Vibrant, dynamic, fun and interactive.
As casinos continue to broaden their repertoire of non-gaming amenities, those are the attributes that such amenities must possess moving forward, if they aspire to stay relevant in a more competitive marketplace.
“Whatever you design, it needs to be high energy, social and it has to be able to attract different socioeconomic groups,” Joe Scibetta, vice president of development and operations at Rush Street Gaming, said during a recent webinar on the subject hosted by The Innovation Group.
In just a generation, non-gambling offerings have advanced from rudimentary buffets and lounge act entertainment to celebrity chef restaurants and extravagant shows like Cirque de Soleil.
That evolution shows no signs of slowing down anytime soon.
In five to ten years, panelists on the webinar predicted, attractions like TopGolf, bowling and marketplace-style dining areas that offer different flavors and can slice through traditional demographic boundaries will be imperative for attracting new customers and capturing more wallet share from existing customers.
But while it’s clear that casinos need amenities, it’s not as easy as just slapping a Starbucks and a millennial area onto your property and calling yourself an integrated resort.
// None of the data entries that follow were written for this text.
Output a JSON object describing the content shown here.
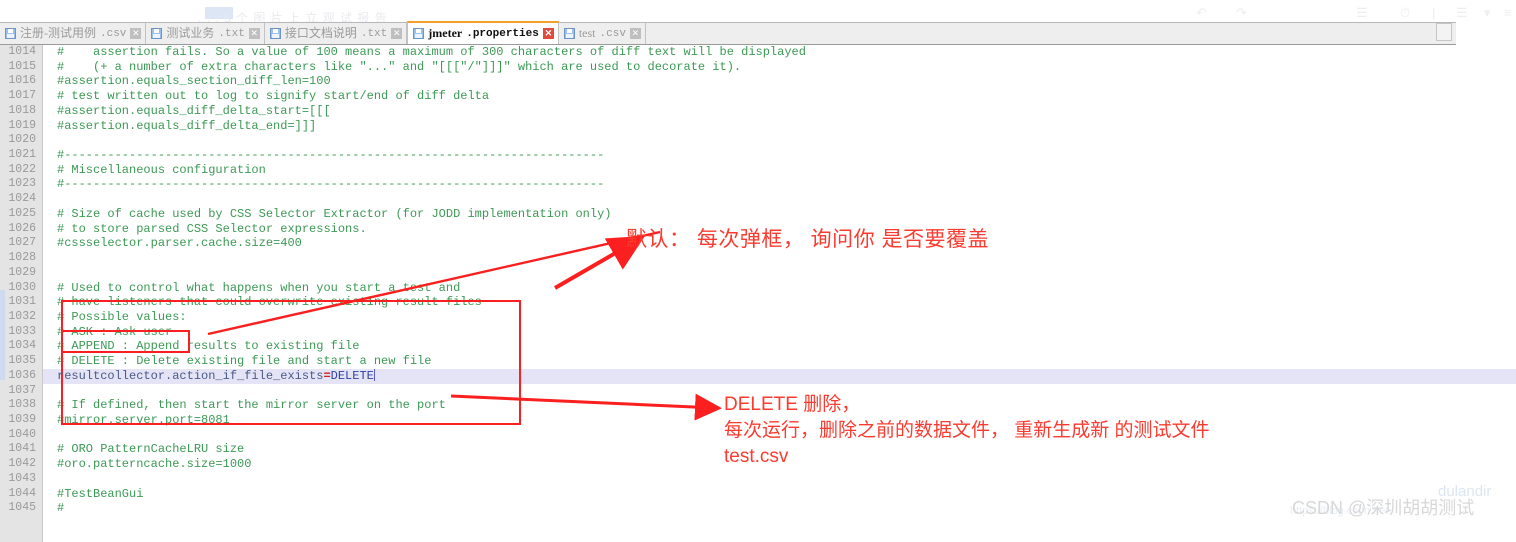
{
  "window": {
    "ghost_toolbar_text": ". . . 5  个 图 片 上 立 观 试 报 告",
    "ghost_icons": [
      "list-icon",
      "clock-icon",
      "divider-icon",
      "lines-icon",
      "chevron-down-icon",
      "indent-icon"
    ]
  },
  "tabs": [
    {
      "name": "注册-测试用例",
      "ext": ".csv",
      "active": false,
      "close": "✕",
      "icon": "save-icon"
    },
    {
      "name": "测试业务",
      "ext": ".txt",
      "active": false,
      "close": "✕",
      "icon": "save-icon"
    },
    {
      "name": "接口文档说明",
      "ext": ".txt",
      "active": false,
      "close": "✕",
      "icon": "save-icon"
    },
    {
      "name": "jmeter",
      "ext": ".properties",
      "active": true,
      "close": "✕",
      "icon": "save-icon"
    },
    {
      "name": "test",
      "ext": ".csv",
      "active": false,
      "close": "✕",
      "icon": "save-icon"
    }
  ],
  "editor": {
    "first_line_number": 1014,
    "active_line_number": 1036,
    "lines": [
      {
        "n": "1014",
        "text": "#    assertion fails. So a value of 100 means a maximum of 300 characters of diff text will be displayed"
      },
      {
        "n": "1015",
        "text": "#    (+ a number of extra characters like \"...\" and \"[[[\"/\"]]]\" which are used to decorate it)."
      },
      {
        "n": "1016",
        "text": "#assertion.equals_section_diff_len=100"
      },
      {
        "n": "1017",
        "text": "# test written out to log to signify start/end of diff delta"
      },
      {
        "n": "1018",
        "text": "#assertion.equals_diff_delta_start=[[["
      },
      {
        "n": "1019",
        "text": "#assertion.equals_diff_delta_end=]]]"
      },
      {
        "n": "1020",
        "text": ""
      },
      {
        "n": "1021",
        "text": "#---------------------------------------------------------------------------"
      },
      {
        "n": "1022",
        "text": "# Miscellaneous configuration"
      },
      {
        "n": "1023",
        "text": "#---------------------------------------------------------------------------"
      },
      {
        "n": "1024",
        "text": ""
      },
      {
        "n": "1025",
        "text": "# Size of cache used by CSS Selector Extractor (for JODD implementation only)"
      },
      {
        "n": "1026",
        "text": "# to store parsed CSS Selector expressions."
      },
      {
        "n": "1027",
        "text": "#cssselector.parser.cache.size=400"
      },
      {
        "n": "1028",
        "text": ""
      },
      {
        "n": "1029",
        "text": ""
      },
      {
        "n": "1030",
        "text": "# Used to control what happens when you start a test and"
      },
      {
        "n": "1031",
        "text": "# have listeners that could overwrite existing result files"
      },
      {
        "n": "1032",
        "text": "# Possible values:"
      },
      {
        "n": "1033",
        "text": "# ASK : Ask user"
      },
      {
        "n": "1034",
        "text": "# APPEND : Append results to existing file"
      },
      {
        "n": "1035",
        "text": "# DELETE : Delete existing file and start a new file"
      },
      {
        "n": "1036",
        "text": "resultcollector.action_if_file_exists=DELETE",
        "active": true,
        "key": "resultcollector.action_if_file_exists",
        "eq": "=",
        "value": "DELETE"
      },
      {
        "n": "1037",
        "text": ""
      },
      {
        "n": "1038",
        "text": "# If defined, then start the mirror server on the port"
      },
      {
        "n": "1039",
        "text": "#mirror.server.port=8081"
      },
      {
        "n": "1040",
        "text": ""
      },
      {
        "n": "1041",
        "text": "# ORO PatternCacheLRU size"
      },
      {
        "n": "1042",
        "text": "#oro.patterncache.size=1000"
      },
      {
        "n": "1043",
        "text": ""
      },
      {
        "n": "1044",
        "text": "#TestBeanGui"
      },
      {
        "n": "1045",
        "text": "#"
      }
    ]
  },
  "annotations": {
    "color": "#fb3b30",
    "note_default": "默认： 每次弹框， 询问你 是否要覆盖",
    "note_delete_line1": "DELETE 删除，",
    "note_delete_line2": "每次运行，删除之前的数据文件， 重新生成新 的测试文件",
    "note_delete_line3": "test.csv"
  },
  "watermark": {
    "main": "CSDN @深圳胡胡测试",
    "sub": "dulandir",
    "url": "https://blog.csdn.net"
  }
}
Tom Wucherer, principal at YWS Design and Architecture in Las Vegas, said that more market-specific calculus – and a solid grasp of what one’s customers are looking for – is required to determine which amenities are the best fit at a particular property.
“It’s really about understanding what regional tastes are and creating venues for it,” he explained. “One client we had went down the path of over-designing a high-end resort that wouldn’t have gotten the customers they wanted because the clientele didn’t want that level of sophistication.”
It’s also not as easy as just copying tit-for-tat what successful casinos in southern Nevada are doing, either.
“Some casinos have tried to emulate facilities here in Vegas,” Wucherer continued. “Sometimes it works; sometimes it doesn’t work, because of the competition and because of the volume.”
Scibetta said that the Hugo’s Chop House location at Rush Street’s property in Des Plaines, Illinois is an example of a restaurant that has performed well because of its strong regional appeal.
“Its loyal following in Chicago has been a reason for its success,” he said. “So it’s a mix of trying to figure out what works within the four walls outside of Las Vegas and Atlantic City.”
Giving customers enough options to build their own experience by trying different things is also a resounding trend.
“One thing we’re hearing on a regular basis is ‘We want choice,’” said Scibetta.
“The goal is to generate those social moments so your customers are generating your buzz for you,” added Wucherer.
Amenities like TopGolf, the panelists suggested, check all of those boxes and offer an intriguing appeal to a wide array of customer segments.
“The advantage that a venue like TopGolf has it that, yes it’s golf, but to somebody who isn’t a golf person, there’s enough entertainment there to make it fun,” Wucherer explained.
“Does that mean that you put one in the middle of a rural environment in a tribal casino? Probably not, because there’s not enough draw there.”